19 May 2001

Since last writing, we had a few days of hot weather (hot for northern England, anyway). The plants responded with sudden growth, and flowers that were in bud in the morning were open by the afternoon.

Particularly fine new arrivals on the garden scene are the Camassia (Camassia leichtlinii 'Caerulea'), with a beautiful shape, and a fabulous blue flower. These don't flower for long, and perhaps because of that I appreciate them each day they are in bloom at this time of the year.

Woodland Corner is wild and wonderful, with the bark path fast disappearing under the plants flopping over it. I think I'll have to divide up some of the plants in this corner ready for next spring, as several things have become so well-established they're in danger of swamping everything else. This is perhaps the first year I've had enough plants established enough for me to have to think about this - so this must be progress in some way (!)

There are blackbirds and their fledglings running amok all over the garden, and even coming in to the house to steal the cat food from right under the nose of Spike the cat.

The apple tree has blossom on it this year in abundance, as the blossom on the Morello cherry starts to fade. The Rowan tree is also about to flower. All this interest above head height is good after the flatness of winter, where everything beautiful seemed to be happening close to the ground.

The swifts screech in greater numbers in the sky overhead, so after planting out and foliar feeds and propping up the sweet peas and weeding and all the other jobs I spend fine evenings leaving all on the ground to look after itself, while looking at the blossom and watching the swifts.

8 May 2001

On the evening of May 1st, on cue, the first swifts arrived. I was engrossed in my planting, but heard that familiar screeching call high in the air. Not musical like a robin's song, but a fine sound I always look forward to hearing in the first week in May.

In the garden some things go well, some don't go so well. I've known for a while that there are many disappointments in gardening as well as all the pleasures, but just recently have been reminded of this rather too often! The blue Clematis macropetala and C. alpina have failed to flower, their buds stripped off, by sparrows I think (though not sure about this). The grass seed hasn't grown, my favourite large-flowered clematis ('The President') has collapsed from clematis wilt, there are vine weevil larvae turning up all over the place . . .

There is such satisfaction, after finding pots of fuchsia cuttings have had their roots eaten by vine weevil larvae, in tipping out the contents for the blackbird, who is expert at finding the small white grubs, which it then feeds to its young short-tailed fledgling.

The spring garden wouldn't be complete without at least one young blackbird. This year the blackbird I've been feeding all winter has nested somewhere nearby and is now in the garden daily with one young bird he is feeding.
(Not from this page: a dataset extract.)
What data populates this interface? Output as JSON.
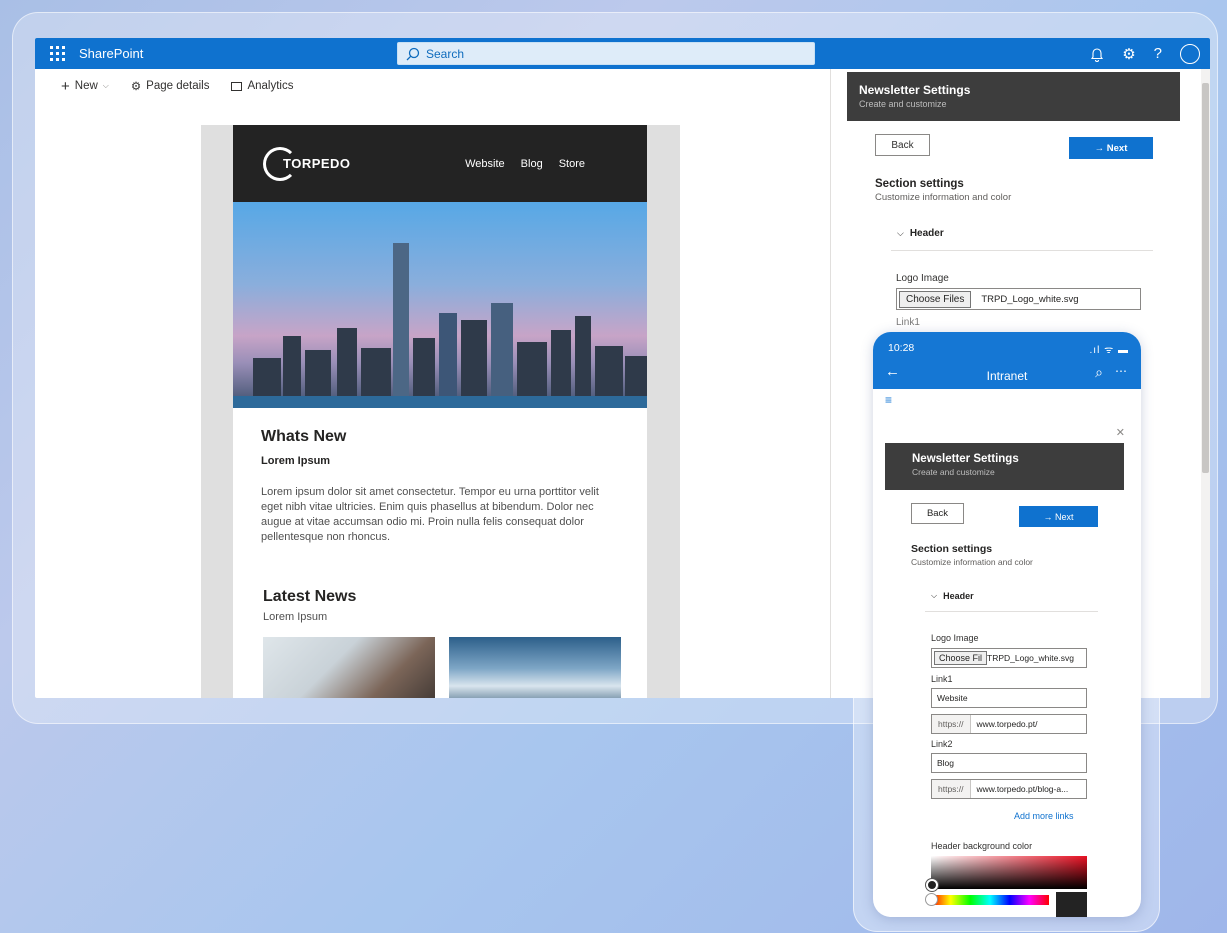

I've not tried the chemical treatments for vine weevil (and won't be doing). I used the nematode treatment a couple of years ago, and I wish I'd used it each year, as I think then the population wouldn't have built up.
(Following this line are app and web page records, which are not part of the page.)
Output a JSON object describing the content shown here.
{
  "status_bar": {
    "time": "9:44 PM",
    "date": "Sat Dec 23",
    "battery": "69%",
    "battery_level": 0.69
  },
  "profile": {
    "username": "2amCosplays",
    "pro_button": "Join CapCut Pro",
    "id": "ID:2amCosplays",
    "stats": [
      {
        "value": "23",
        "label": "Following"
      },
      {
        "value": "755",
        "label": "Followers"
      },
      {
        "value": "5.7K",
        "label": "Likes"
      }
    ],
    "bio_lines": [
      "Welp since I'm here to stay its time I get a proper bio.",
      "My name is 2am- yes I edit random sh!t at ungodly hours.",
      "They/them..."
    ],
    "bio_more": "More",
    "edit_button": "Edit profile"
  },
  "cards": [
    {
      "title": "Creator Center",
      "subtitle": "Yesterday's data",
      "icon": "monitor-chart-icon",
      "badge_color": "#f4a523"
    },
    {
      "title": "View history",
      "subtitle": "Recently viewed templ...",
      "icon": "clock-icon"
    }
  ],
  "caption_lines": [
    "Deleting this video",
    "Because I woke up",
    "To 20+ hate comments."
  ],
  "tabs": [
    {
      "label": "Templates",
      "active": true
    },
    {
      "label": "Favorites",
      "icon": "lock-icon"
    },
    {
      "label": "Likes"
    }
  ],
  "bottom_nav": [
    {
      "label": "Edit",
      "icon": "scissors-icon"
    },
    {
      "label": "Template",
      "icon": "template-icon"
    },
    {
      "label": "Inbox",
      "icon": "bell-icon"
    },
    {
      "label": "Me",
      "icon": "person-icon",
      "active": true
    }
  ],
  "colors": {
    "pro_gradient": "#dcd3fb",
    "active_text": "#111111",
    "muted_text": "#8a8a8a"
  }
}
It's not all problems, of course. There are buds forming on the roses, and on my Solanum crispum 'Glasnevin', and the Clematis montana are covered in buds, and have draped themselves all over the trellises and trees that host them.

After many months of only bare branches in the 'top tier' of my garden, the highlight just now is the Morello cherry tree, a large and well-established specimen, full of white blossom. There's also a rowan tree in the garden, covered in buds about to open. The leaves on this tree and the others will soon form canopies overhead, and make the garden feel private once more.
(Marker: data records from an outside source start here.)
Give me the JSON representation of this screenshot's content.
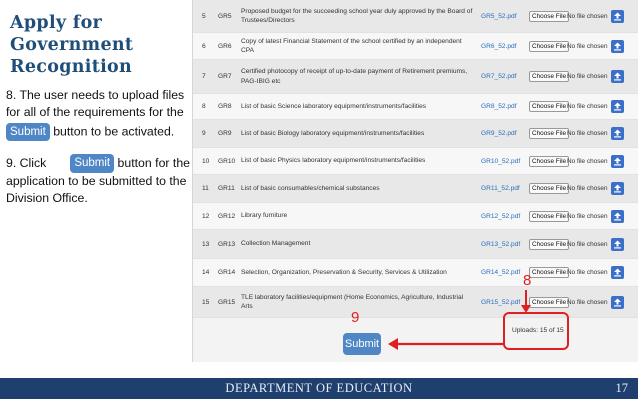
{
  "title_lines": [
    "Apply for",
    "Government",
    "Recognition"
  ],
  "step8": {
    "line1": "8. The user needs to upload files",
    "line2": "for all of the requirements for the",
    "button": "Submit",
    "line3": " button to be activated."
  },
  "step9": {
    "prefix": "9.  Click",
    "button": "Submit",
    "line1_suffix": " button for the",
    "line2": "application to be submitted to the",
    "line3": "Division Office."
  },
  "table": {
    "rows": [
      {
        "num": "5",
        "code": "GR5",
        "desc": "Proposed budget for the succeeding school year duly approved by the Board of Trustees/Directors",
        "file": "GR5_52.pdf",
        "choose": "Choose File",
        "nofile": "No file chosen"
      },
      {
        "num": "6",
        "code": "GR6",
        "desc": "Copy of latest Financial Statement of the school certified by an independent CPA",
        "file": "GR6_52.pdf",
        "choose": "Choose File",
        "nofile": "No file chosen"
      },
      {
        "num": "7",
        "code": "GR7",
        "desc": "Certified photocopy of receipt of up-to-date payment of Retirement premiums, PAG-IBIG etc",
        "file": "GR7_52.pdf",
        "choose": "Choose File",
        "nofile": "No file chosen"
      },
      {
        "num": "8",
        "code": "GR8",
        "desc": "List of basic Science laboratory equipment/instruments/facilities",
        "file": "GR8_52.pdf",
        "choose": "Choose File",
        "nofile": "No file chosen"
      },
      {
        "num": "9",
        "code": "GR9",
        "desc": "List of basic Biology laboratory equipment/instruments/facilities",
        "file": "GR9_52.pdf",
        "choose": "Choose File",
        "nofile": "No file chosen"
      },
      {
        "num": "10",
        "code": "GR10",
        "desc": "List of basic Physics laboratory equipment/instruments/facilities",
        "file": "GR10_52.pdf",
        "choose": "Choose File",
        "nofile": "No file chosen"
      },
      {
        "num": "11",
        "code": "GR11",
        "desc": "List of basic consumables/chemical substances",
        "file": "GR11_52.pdf",
        "choose": "Choose File",
        "nofile": "No file chosen"
      },
      {
        "num": "12",
        "code": "GR12",
        "desc": "Library furniture",
        "file": "GR12_52.pdf",
        "choose": "Choose File",
        "nofile": "No file chosen"
      },
      {
        "num": "13",
        "code": "GR13",
        "desc": "Collection Management",
        "file": "GR13_52.pdf",
        "choose": "Choose File",
        "nofile": "No file chosen"
      },
      {
        "num": "14",
        "code": "GR14",
        "desc": "Selection, Organization, Preservation & Security, Services & Utilization",
        "file": "GR14_52.pdf",
        "choose": "Choose File",
        "nofile": "No file chosen"
      },
      {
        "num": "15",
        "code": "GR15",
        "desc": "TLE laboratory facilities/equipment (Home Economics, Agriculture, Industrial Arts",
        "file": "GR15_52.pdf",
        "choose": "Choose File",
        "nofile": "No file chosen"
      }
    ]
  },
  "uploads_text": "Uploads: 15 of 15",
  "submit_label": "Submit",
  "annotation_8": "8",
  "annotation_9": "9",
  "footer": {
    "text": "DEPARTMENT OF EDUCATION",
    "page": "17"
  },
  "colors": {
    "accent": "#4f86c6",
    "annotation": "#e02020",
    "footer": "#1f3f6e",
    "title": "#1f4e79"
  }
}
This year I have more tulips, having bought more last autumn. These are mainly Apricot Beauty, now open and very beautiful, and also Queen of the Night, just about to open.

The herbaceous perennials are filling out, some seeming to grow visibly by the hour. I'm looking forward to warmer days, longer evenings, and all that Clematis montana coming into flower.

Back to May highlights and diaries


Clematis - The President, May 

Above: Clematis "The President", May 2002

Garden diary: June